Without further comment, state how many lines in the listing below contain the word "JSON".

- **Given data**
= Beginning of Section =
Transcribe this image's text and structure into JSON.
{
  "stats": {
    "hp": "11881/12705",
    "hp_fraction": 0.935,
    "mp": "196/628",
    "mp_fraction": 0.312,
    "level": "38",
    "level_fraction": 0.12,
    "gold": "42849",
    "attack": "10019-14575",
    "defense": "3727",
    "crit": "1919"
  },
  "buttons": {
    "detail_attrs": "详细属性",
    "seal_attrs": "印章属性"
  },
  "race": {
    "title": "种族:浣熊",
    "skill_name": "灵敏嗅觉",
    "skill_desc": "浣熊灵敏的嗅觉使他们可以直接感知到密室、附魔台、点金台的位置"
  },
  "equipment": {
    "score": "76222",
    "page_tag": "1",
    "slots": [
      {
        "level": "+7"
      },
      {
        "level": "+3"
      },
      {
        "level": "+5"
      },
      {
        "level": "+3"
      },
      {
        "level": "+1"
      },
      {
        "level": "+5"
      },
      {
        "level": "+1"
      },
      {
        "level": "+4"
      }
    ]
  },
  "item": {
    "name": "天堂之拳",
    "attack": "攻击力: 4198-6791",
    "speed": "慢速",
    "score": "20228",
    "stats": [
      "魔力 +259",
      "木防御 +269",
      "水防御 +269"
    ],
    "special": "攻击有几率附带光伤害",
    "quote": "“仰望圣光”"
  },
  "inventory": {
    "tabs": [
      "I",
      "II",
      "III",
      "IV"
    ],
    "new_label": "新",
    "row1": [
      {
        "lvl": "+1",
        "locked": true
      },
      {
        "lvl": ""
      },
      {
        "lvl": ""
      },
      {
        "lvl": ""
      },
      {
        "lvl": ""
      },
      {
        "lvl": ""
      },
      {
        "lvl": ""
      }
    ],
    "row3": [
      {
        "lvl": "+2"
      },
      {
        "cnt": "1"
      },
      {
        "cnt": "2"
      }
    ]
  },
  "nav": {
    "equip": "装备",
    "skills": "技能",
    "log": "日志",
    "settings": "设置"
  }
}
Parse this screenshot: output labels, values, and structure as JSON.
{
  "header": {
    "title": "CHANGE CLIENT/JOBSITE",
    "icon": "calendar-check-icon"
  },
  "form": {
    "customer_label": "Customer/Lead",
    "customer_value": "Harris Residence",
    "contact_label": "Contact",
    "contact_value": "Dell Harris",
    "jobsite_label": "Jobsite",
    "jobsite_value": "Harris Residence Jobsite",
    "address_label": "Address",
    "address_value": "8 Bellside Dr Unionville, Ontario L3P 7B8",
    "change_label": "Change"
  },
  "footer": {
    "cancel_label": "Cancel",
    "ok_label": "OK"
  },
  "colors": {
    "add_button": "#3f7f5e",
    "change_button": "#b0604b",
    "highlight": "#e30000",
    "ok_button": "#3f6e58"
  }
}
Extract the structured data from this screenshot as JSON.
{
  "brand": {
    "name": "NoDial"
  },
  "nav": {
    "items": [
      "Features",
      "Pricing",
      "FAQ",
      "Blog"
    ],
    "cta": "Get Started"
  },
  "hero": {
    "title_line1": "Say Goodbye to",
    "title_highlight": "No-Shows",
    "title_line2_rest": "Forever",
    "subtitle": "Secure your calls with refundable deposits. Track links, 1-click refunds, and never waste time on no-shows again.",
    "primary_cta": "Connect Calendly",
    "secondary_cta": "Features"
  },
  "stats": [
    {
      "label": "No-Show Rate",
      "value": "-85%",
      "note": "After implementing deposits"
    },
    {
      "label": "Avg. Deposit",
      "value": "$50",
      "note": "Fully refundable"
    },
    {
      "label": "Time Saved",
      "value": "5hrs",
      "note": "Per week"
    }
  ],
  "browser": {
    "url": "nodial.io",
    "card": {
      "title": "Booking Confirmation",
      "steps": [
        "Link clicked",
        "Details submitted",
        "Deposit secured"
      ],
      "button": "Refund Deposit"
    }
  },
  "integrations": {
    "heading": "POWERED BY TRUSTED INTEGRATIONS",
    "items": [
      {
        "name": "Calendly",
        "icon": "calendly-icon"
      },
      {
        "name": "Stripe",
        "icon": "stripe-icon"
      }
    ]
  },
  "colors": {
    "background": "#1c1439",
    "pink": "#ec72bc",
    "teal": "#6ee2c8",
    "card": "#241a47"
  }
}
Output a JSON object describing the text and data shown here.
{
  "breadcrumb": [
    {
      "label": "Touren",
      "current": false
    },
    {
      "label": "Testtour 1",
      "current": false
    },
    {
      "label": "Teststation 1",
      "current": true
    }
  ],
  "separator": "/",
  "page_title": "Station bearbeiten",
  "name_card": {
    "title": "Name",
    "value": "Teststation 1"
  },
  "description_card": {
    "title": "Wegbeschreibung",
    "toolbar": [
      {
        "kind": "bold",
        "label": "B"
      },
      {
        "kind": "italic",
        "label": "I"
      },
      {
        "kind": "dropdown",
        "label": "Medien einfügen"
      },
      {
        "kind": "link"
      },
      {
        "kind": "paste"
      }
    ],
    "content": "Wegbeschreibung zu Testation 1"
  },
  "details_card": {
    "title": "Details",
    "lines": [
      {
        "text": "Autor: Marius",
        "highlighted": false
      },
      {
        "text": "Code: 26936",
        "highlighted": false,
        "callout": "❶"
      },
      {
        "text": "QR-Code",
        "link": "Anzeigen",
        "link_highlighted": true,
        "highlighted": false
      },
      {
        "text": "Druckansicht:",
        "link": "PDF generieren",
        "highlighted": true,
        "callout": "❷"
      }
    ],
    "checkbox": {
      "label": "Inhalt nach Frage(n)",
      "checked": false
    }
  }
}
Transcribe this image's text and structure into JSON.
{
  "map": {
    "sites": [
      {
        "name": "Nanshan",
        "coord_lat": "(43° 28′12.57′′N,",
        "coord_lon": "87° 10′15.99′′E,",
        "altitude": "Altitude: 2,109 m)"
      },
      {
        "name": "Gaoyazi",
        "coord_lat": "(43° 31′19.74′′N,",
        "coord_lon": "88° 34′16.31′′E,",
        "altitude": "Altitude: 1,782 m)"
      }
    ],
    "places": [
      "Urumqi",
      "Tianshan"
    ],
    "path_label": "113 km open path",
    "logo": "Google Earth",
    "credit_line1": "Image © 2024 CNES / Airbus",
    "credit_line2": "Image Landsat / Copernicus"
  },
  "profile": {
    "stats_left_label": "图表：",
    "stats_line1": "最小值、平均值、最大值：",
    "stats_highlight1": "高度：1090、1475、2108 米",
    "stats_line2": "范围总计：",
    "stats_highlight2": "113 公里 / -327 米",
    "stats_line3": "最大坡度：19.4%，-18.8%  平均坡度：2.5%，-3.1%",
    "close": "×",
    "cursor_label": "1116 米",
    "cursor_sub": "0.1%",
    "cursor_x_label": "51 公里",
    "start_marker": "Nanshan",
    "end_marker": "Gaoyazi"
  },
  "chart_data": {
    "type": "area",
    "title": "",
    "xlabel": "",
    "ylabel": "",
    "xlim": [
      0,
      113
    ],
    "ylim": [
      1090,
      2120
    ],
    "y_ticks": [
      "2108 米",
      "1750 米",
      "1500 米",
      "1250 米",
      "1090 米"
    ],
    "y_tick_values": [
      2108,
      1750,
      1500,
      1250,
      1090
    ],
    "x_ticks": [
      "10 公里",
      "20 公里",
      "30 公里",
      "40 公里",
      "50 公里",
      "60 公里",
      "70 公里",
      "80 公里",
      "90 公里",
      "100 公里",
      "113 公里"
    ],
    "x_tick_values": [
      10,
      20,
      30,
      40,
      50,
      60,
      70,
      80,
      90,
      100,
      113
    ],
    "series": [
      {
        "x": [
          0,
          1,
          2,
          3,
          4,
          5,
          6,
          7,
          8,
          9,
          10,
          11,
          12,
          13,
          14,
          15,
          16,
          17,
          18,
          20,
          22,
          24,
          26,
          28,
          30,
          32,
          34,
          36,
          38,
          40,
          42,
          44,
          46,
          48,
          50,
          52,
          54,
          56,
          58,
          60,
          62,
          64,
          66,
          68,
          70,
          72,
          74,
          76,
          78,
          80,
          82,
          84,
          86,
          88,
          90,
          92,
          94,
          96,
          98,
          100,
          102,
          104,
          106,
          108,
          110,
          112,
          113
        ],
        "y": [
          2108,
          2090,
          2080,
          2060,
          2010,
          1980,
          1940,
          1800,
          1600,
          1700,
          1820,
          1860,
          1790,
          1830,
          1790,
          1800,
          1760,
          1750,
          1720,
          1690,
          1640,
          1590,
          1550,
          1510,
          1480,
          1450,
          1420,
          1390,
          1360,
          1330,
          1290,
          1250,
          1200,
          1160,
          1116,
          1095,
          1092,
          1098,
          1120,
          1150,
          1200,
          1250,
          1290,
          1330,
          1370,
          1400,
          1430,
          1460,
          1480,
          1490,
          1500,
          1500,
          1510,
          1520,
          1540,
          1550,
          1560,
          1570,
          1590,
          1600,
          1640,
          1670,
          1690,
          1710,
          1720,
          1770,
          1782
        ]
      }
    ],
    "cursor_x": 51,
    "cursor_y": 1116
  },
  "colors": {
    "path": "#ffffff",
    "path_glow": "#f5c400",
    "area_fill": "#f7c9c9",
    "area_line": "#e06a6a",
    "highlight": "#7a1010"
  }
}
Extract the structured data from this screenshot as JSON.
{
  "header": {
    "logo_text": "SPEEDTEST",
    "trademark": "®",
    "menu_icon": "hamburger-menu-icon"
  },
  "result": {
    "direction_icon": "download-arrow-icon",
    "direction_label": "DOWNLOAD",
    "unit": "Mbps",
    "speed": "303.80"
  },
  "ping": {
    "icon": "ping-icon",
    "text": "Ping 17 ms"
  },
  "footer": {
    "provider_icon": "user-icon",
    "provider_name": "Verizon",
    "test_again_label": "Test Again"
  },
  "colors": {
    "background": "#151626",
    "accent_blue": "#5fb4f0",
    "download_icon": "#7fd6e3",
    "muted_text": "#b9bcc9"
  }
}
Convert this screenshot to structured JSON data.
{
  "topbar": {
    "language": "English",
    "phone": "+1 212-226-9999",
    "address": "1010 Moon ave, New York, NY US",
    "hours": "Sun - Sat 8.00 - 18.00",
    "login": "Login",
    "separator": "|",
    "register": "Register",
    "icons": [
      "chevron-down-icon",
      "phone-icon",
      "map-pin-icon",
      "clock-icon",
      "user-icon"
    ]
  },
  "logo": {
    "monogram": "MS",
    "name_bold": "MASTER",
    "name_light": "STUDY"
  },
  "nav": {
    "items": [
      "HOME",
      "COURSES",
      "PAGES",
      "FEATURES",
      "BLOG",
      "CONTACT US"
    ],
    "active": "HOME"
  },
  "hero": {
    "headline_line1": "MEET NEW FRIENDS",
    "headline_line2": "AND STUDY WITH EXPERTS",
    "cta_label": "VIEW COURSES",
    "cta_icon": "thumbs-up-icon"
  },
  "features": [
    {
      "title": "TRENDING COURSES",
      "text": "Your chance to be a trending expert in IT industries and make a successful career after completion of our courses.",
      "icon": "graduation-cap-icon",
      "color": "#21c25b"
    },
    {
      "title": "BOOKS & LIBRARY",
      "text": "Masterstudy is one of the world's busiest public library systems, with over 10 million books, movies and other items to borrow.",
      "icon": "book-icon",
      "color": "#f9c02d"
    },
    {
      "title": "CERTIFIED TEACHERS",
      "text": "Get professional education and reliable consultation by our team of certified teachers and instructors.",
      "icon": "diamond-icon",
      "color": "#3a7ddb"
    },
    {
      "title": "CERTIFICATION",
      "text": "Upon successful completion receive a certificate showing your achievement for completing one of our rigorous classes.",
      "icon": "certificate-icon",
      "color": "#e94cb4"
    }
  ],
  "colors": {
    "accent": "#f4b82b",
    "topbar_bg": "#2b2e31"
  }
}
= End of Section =
- **Result**
7